- Task statement
Return the records exactly as they appear below, omitting the pictures.

- Supplied data
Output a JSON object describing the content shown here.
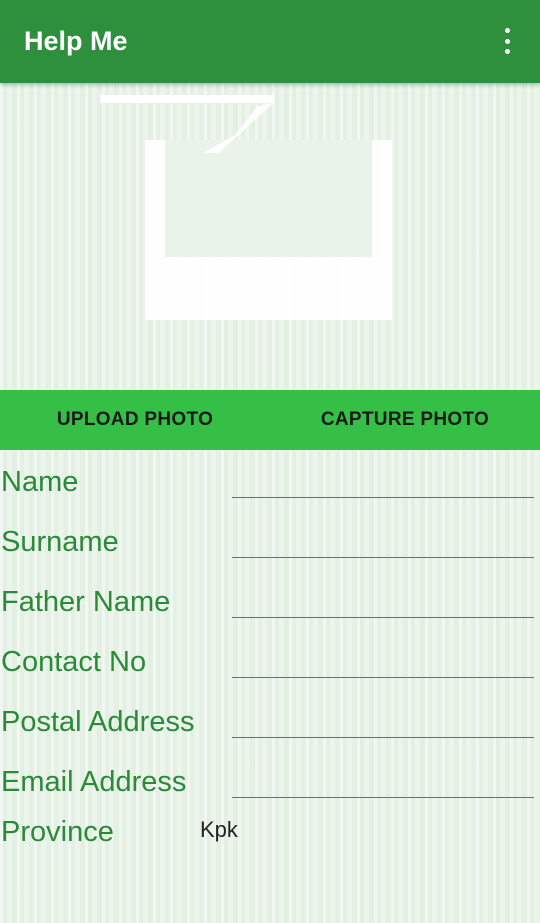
{
  "appbar": {
    "title": "Help Me",
    "menu_icon": "overflow-menu-icon"
  },
  "photo": {
    "placeholder_icon": "image-placeholder-icon"
  },
  "photo_actions": {
    "upload_label": "UPLOAD PHOTO",
    "capture_label": "CAPTURE PHOTO"
  },
  "form": {
    "name_label": "Name",
    "surname_label": "Surname",
    "father_name_label": "Father Name",
    "contact_label": "Contact No",
    "postal_label": "Postal Address",
    "email_label": "Email Address",
    "province_label": "Province",
    "province_value": "Kpk"
  },
  "colors": {
    "appbar": "#2e8f3d",
    "action_bar": "#35bf46",
    "label": "#2a8a38"
  }
}
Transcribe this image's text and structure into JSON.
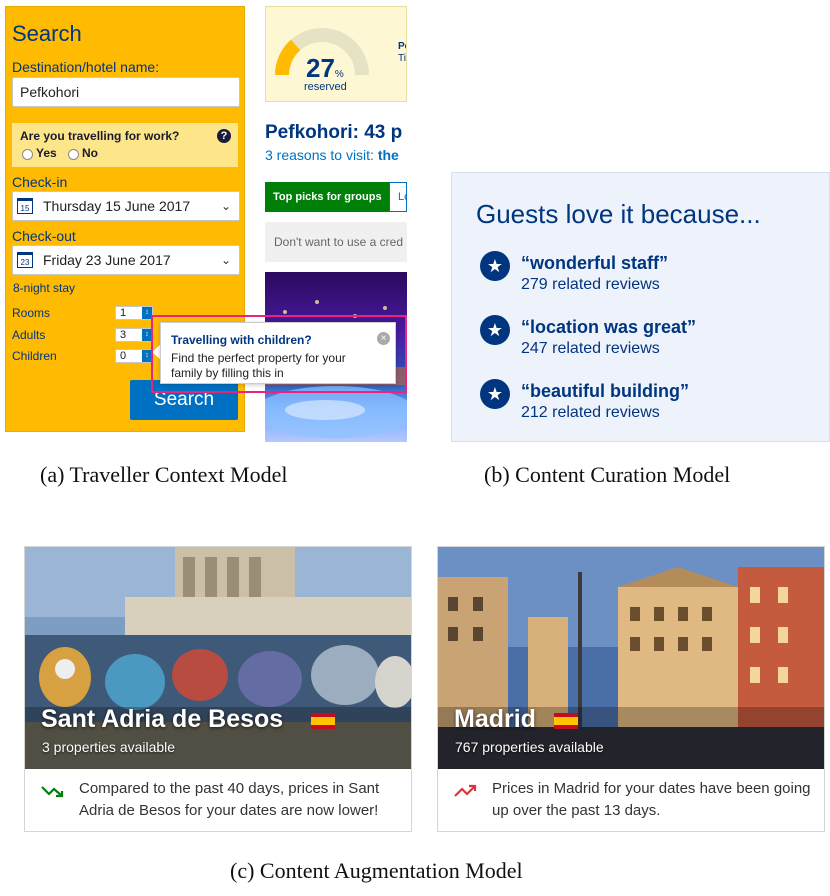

- Answer to the exercise
Output a JSON object describing the content shown here.
{
  "appbar": {
    "title": "Help Me",
    "menu_icon": "overflow-menu-icon"
  },
  "photo": {
    "placeholder_icon": "image-placeholder-icon"
  },
  "photo_actions": {
    "upload_label": "UPLOAD PHOTO",
    "capture_label": "CAPTURE PHOTO"
  },
  "form": {
    "name_label": "Name",
    "surname_label": "Surname",
    "father_name_label": "Father Name",
    "contact_label": "Contact No",
    "postal_label": "Postal Address",
    "email_label": "Email Address",
    "province_label": "Province",
    "province_value": "Kpk"
  },
  "colors": {
    "appbar": "#2e8f3d",
    "action_bar": "#35bf46",
    "label": "#2a8a38"
  }
}
Transcribe this image's text and structure into JSON.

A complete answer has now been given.